T.J. McDonald got paid for his work in training camp and pre-season prior to serving an eight-game suspension. Just eight games later, the Dolphins decided the 11thpick of the 2018 draft would serve as his replacement.
The Ben Volin report suggests that Stephen Ross attempted to intervene with the drafting of All-American Safety, Minkah Fitzpatrick. Citing frugality and a desire to acquire more picks as the point of contention for Ross, Volin asserts that the man who has spared no expense in the spirit of winning wanted to pinch pennies opposed to making a selection with the 11thallotment.
That report flies directly in the face of every principle Ross has stood for since purchasing the Dolphins a decade ago.
What Volin may have not realized, however, was an inadvertent discovery of turmoil between the Dolphins’ owner and EVP of Football Ops.
Winning is the ultimate antibiotic in the National Football League – it cures every internal illness. The 2016 post-season appearance (the club’s first since 2008) permitted Ross to loosen the reigns on Tannenbaum, enabling him to break open Ross’ checkbook.
When Ryan Tannehill was lost for the season, it meant another $10 million from Ross’ pocket to pay for an atrocious fill-in at the quarterback position.
As a result of this spending spree, the Dolphins had to cut costs in the 2018 off-season. The marquee name joining the exodus was the man Tannenbaum implored Ross to pony up for in 2015, Ndamukong Suh.
Going full circle, a three-year run brought Tannenbaum from a position of emphatically banging the table for the future Hall of Fame defensive tackle, to spearheading his departure.
Known more for their “wins” in March than during the fall and winter, the Dolphins are annually putting chips in the free-agent pot. In 2018, however, there’s a different feel. Bargain buys, character and scheme fits and players that, on the surface, appear to be hand-selected by Coach Gase and Chris Grier, a changing of the guard appears imminent.

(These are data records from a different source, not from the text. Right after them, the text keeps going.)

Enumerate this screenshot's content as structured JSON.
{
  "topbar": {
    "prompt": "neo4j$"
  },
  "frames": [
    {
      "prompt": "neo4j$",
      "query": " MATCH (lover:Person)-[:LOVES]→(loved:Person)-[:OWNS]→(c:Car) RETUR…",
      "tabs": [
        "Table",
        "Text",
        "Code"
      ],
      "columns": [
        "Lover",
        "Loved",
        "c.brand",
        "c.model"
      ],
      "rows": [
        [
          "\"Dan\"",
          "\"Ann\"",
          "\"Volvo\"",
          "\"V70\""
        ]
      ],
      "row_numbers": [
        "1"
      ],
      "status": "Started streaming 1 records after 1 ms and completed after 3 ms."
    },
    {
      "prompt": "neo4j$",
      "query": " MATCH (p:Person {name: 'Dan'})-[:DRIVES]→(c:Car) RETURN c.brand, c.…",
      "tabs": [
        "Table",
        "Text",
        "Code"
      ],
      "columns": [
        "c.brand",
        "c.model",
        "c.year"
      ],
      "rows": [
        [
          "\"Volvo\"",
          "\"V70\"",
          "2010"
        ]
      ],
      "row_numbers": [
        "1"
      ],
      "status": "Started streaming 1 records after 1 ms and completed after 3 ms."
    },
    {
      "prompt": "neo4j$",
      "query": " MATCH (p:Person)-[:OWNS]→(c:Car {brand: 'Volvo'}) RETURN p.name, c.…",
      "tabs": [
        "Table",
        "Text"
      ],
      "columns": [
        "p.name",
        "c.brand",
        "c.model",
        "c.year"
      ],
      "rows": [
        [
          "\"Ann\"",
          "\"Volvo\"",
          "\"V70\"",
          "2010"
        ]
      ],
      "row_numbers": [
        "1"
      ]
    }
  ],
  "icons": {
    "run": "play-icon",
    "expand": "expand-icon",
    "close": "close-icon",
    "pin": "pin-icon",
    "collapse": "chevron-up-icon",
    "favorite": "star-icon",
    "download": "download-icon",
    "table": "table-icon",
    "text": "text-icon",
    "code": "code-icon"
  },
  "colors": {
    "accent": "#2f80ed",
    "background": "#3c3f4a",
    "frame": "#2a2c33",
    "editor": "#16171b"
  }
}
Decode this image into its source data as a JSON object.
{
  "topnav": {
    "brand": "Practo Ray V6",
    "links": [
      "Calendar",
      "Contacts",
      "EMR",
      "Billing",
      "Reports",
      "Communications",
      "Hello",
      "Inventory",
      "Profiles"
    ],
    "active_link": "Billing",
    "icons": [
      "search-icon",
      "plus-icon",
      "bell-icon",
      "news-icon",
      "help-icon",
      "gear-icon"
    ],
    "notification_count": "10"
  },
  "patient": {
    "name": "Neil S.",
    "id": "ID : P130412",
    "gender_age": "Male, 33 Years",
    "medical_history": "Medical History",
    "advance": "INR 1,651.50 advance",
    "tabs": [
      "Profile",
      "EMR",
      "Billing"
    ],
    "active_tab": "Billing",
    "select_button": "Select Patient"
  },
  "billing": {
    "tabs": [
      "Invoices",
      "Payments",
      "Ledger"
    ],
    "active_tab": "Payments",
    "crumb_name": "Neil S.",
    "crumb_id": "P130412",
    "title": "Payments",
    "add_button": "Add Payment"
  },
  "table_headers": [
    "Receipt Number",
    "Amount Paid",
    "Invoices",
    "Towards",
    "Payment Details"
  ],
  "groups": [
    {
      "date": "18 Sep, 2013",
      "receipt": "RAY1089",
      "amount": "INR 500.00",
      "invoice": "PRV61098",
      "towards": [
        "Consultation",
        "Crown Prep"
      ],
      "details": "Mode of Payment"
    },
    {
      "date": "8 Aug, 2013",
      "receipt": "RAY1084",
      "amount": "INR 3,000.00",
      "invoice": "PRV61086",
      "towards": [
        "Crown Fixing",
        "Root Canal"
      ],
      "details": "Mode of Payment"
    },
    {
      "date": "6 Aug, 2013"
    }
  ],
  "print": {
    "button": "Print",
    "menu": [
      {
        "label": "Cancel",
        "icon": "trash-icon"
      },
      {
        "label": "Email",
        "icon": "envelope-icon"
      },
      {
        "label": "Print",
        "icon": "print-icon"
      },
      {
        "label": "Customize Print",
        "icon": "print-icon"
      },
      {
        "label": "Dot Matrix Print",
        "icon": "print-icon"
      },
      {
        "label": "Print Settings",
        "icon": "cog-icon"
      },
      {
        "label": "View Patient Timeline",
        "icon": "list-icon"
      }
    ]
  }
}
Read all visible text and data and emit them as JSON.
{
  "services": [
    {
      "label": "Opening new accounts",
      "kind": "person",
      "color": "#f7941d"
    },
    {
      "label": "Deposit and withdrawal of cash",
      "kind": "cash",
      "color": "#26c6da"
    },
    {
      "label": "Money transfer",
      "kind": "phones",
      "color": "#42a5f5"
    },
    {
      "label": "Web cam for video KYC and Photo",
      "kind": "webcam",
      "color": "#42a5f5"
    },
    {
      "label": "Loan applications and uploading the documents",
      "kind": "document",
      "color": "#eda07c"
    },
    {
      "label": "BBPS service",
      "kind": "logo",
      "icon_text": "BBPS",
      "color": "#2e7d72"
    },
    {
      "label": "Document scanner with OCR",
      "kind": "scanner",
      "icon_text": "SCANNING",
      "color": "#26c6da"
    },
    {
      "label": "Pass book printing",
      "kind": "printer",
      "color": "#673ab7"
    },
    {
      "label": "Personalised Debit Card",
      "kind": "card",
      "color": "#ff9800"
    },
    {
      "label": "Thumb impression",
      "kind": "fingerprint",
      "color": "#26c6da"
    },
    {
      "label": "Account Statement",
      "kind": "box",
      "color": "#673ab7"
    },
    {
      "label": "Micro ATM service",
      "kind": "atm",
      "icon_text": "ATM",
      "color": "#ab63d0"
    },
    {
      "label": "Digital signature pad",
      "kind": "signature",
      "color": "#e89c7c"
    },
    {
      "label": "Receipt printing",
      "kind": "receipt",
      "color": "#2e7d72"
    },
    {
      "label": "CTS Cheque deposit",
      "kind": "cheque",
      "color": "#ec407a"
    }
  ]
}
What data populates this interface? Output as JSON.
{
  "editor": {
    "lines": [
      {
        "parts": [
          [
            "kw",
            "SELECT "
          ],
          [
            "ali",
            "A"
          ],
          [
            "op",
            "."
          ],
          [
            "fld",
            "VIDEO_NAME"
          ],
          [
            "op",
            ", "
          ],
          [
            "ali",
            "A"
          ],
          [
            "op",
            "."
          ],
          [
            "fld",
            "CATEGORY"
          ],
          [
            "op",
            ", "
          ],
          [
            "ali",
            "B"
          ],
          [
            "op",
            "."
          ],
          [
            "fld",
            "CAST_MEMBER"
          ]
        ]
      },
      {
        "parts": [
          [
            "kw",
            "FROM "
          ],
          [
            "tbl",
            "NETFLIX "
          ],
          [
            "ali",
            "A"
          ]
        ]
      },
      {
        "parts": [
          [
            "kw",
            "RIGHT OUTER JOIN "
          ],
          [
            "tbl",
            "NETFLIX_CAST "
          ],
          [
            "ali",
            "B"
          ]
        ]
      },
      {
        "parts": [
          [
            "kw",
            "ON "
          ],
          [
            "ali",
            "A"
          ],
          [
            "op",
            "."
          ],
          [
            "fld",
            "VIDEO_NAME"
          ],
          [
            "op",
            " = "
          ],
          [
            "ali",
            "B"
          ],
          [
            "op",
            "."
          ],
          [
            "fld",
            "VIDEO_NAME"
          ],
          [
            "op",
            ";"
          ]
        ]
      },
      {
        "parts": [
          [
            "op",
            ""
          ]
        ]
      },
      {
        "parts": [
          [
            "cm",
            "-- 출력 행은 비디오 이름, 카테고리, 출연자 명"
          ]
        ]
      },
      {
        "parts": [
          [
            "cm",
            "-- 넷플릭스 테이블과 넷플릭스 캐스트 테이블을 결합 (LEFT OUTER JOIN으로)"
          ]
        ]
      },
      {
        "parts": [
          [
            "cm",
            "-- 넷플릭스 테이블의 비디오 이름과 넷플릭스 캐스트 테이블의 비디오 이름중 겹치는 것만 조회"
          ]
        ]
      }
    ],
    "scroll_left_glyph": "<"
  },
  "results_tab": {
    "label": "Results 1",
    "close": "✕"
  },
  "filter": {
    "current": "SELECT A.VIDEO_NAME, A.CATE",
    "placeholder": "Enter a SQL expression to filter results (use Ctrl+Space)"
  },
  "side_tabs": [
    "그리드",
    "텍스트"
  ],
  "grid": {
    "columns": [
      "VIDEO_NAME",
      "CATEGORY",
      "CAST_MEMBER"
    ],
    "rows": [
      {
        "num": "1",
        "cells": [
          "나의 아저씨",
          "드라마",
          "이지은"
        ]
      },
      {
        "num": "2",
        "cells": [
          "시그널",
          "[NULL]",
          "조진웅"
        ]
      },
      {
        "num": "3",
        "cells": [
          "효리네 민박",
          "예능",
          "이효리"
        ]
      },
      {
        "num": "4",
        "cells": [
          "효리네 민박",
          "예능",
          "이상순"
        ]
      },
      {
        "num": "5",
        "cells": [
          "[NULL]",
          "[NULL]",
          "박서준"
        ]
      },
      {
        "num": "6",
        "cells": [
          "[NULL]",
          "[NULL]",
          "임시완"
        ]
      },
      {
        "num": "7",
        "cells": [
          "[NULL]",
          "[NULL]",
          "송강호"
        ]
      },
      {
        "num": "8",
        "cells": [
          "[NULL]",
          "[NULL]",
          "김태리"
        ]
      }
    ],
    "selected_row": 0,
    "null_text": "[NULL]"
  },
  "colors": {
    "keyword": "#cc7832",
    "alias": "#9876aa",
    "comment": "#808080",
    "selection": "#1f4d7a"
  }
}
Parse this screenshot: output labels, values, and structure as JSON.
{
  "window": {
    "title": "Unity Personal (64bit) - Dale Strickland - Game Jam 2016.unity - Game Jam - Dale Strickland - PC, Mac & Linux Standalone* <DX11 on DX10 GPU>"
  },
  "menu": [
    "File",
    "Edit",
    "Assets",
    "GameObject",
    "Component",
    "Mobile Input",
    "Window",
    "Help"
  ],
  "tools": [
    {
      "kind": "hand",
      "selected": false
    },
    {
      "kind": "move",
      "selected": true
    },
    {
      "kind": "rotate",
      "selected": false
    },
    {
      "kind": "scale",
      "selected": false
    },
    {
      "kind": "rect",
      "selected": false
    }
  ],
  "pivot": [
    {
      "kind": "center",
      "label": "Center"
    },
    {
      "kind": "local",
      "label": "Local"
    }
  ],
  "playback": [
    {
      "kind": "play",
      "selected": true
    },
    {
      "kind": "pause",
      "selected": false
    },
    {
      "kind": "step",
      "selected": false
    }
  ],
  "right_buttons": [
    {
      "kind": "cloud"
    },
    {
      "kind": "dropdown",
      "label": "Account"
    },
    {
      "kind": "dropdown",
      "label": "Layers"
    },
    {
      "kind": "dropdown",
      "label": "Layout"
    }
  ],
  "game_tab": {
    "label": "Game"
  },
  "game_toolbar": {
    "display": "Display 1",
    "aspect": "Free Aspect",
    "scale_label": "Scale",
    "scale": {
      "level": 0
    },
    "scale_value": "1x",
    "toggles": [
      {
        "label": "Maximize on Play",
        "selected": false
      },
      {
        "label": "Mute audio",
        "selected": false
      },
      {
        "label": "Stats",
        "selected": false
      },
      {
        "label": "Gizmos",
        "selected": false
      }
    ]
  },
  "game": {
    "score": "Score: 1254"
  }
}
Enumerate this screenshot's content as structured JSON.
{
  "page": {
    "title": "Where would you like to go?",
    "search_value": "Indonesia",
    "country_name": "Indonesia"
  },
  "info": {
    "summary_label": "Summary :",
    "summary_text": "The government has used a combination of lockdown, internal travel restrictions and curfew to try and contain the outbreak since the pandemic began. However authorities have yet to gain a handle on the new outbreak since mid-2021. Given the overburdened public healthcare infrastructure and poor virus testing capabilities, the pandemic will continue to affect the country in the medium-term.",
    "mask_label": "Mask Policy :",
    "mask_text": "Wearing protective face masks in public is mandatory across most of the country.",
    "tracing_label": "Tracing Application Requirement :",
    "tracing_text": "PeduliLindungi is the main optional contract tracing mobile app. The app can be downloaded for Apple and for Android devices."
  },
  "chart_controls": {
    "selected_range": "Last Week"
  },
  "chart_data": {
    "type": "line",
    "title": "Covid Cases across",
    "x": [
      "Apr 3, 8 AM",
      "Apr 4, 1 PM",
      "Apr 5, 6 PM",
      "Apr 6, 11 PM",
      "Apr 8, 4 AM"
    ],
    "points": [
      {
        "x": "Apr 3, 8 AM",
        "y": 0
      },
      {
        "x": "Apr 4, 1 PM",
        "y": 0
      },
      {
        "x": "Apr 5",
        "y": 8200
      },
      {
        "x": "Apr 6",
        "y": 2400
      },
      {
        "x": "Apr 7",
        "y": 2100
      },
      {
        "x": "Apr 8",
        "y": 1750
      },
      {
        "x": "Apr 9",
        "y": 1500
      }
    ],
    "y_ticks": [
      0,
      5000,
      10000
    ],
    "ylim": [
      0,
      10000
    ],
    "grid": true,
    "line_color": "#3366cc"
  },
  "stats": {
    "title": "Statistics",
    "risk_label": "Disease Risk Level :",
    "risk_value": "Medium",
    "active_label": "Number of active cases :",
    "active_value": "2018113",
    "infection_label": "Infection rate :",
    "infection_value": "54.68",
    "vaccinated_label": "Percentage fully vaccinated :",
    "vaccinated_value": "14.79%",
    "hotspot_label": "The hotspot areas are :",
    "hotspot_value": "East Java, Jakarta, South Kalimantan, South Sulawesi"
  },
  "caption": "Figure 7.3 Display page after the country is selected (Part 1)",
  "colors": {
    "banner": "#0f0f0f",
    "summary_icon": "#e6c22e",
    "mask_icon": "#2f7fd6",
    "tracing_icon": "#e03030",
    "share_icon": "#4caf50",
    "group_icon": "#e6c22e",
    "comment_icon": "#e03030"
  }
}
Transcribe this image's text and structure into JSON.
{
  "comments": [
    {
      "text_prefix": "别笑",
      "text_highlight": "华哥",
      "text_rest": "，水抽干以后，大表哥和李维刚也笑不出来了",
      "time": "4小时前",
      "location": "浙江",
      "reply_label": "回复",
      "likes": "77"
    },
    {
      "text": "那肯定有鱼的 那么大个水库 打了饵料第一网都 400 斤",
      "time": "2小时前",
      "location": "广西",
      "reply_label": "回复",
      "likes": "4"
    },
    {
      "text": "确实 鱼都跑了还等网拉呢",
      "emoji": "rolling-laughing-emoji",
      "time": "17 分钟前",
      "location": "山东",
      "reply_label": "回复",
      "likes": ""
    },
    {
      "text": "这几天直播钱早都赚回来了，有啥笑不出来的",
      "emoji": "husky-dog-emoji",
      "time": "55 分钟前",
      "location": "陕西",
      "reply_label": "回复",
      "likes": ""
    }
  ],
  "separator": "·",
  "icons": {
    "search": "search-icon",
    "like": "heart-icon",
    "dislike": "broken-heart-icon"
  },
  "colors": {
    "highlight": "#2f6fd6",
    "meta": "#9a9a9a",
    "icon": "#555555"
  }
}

Stephen Ross isn’t interested in sacrificing wins to save money, but building a billion-dollar estate draws parallels to constructing a championship football team.
And you don’t arrive at either destination with bad investments.